* _GOAL OF THE EXERCISE_
Among the entries below, count the lines that contain the word "screenshot". Respond with the count only.

*** INPUT FOR THIS TASK

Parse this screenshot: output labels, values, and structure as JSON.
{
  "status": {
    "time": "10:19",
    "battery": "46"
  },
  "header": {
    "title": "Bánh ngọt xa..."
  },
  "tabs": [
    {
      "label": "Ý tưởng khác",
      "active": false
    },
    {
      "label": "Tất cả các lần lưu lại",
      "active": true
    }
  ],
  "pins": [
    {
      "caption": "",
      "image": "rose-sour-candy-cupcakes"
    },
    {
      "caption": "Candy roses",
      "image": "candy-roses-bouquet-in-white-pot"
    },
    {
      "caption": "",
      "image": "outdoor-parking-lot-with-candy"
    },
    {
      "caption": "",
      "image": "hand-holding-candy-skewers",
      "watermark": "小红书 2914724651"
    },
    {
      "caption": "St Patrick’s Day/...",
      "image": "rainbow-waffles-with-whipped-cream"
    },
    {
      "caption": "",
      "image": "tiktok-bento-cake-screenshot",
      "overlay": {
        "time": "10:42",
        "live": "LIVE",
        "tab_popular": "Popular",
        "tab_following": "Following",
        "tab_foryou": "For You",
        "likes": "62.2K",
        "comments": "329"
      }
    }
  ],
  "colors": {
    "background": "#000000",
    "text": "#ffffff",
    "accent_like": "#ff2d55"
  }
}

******

* _RESULT OF THIS TASK_
2